To understand that, we have to understand what exactly goes into the return to play process at the latter stages and what the Liverpool training staff may be looking for prior to clearing him.
Although there are multiple different paradigms at play here and every medical and training staff will have different specific metrics or key criteria they’re looking for, there are key underlying factors and principles that guide return to play following major knee ligament injuries.
The first is specific to the knee itself. The training staff will constantly be assessing Van Dijk’s surgically repaired knee for how it responds to activity – particularly any increase in activity intensity.
For example, increasing sprint speed or change of direction speed – by gauging post-activity soreness and post-activity swelling. For the former, you’re looking for soreness that resolves within 24 hours and for the latter, you want very minimal swelling in the knee region.
Further, there’s side to side strength testing – for example using a computer-assisted tool called the Biodex – that measures and compares quadriceps strength on the injured and uninjured leg and measures the hamstring to quadriceps strength ratios as well.
These tests were likely used to clear Van Dijk to return to sports training in the first place but the training staff may be looking to really optimise them before return to match clearance.
From a movement perspective, the training team is assessing how Van Dijk is moving during his drills and particularly during multi-planar drills that require spontaneous movement and reactions. These drills emphasize the neuromuscular connection between the brain and body to create stability around the knee and coordination globally for the entire body.
Further, higher intensity activities like jumping and landing are being tested in multiple planes, looking for if the defender is able to control all phases of the leap and landing along with maintaining his balance.
Klopp recently mentioned that Van Dijk just began this high complexity, multiple phases of the game drills in the early stages of pre-season.
One of the most overlooked factors when returning from a long-term injury is simply regaining previous cardiovascular fitness levels, as in-game fitness simply cannot be replicated outside of it.
In Van Dijk’s case, that equates to 10 months of not having in-match fitness so the training staff will be using fitness benchmarks as an indicator of his potential in-game readiness.
These metrics are tested in numerous ways but the most recognisable may be the black vest that Liverpool players are often seen wearing during training, which measures key variables like heart rate.
Last and certainly not least – and arguably the most subjective which makes it the most difficult – is the mental readiness part of the equation for Van Dijk.

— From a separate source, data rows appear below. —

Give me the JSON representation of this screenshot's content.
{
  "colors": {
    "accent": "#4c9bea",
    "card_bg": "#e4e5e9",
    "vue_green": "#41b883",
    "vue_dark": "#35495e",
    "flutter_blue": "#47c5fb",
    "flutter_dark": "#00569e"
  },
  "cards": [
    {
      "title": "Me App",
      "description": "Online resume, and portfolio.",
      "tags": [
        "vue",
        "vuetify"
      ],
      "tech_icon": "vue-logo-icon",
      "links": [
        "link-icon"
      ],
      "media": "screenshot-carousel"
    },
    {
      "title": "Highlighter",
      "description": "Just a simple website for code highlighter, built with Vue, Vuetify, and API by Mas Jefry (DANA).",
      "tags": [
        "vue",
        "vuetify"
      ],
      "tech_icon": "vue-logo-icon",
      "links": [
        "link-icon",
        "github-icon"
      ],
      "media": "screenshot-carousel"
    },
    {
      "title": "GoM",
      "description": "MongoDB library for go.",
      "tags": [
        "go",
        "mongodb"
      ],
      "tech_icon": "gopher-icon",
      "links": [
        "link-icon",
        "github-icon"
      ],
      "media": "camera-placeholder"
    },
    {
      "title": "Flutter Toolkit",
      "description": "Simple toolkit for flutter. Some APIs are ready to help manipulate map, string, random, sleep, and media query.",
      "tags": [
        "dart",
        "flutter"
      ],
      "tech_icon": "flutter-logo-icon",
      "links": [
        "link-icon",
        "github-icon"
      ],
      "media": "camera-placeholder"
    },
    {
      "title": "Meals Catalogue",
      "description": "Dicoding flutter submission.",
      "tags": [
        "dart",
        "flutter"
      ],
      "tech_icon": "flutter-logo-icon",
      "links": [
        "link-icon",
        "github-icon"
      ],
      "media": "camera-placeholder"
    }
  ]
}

More and more research is showing that following ACL surgery, kinesiophobia or “fear of movement or re-injury” is one of the last things to dissipate for athletes.
For that reason, it’s always important to observe if players are holding back on certain drills or avoiding contact. Is the Dutchman not going after that 50/50 ball in training or is he not putting that shoulder into the player when tracking a ball, etc.?
But Liverpool value and understand the psychological part of performance to the point they hired Lee Richardson to be their head performance psychologist.
All these factors – and there’s certainly room for more – play a part in the decision-making process to clear Van Dijk for games or not. There’s still a large gap between ‘healed’ and ready for games, a bridge that the No. 4 currently finds himself strolling on.
The good news overall is that there’s no indication Van Dijk has suffered any setbacks in his training. But it’s apparent the medical and training staff are being extremely methodical with his return and trying to minimize as much risk as possible so when he does get back, he’s as close to 100% as possible (although you still expect some issues after returning).
Considering the importance and stature of the player – along with how well Joel Matip has progressed following ankle surgery and the arrival of Ibrahima Konate to provide some cover – it makes sense to be as confident as possible that Van Dijk is ready to play in-matches prior to clearing him.
You can’t skip steps or you create risk.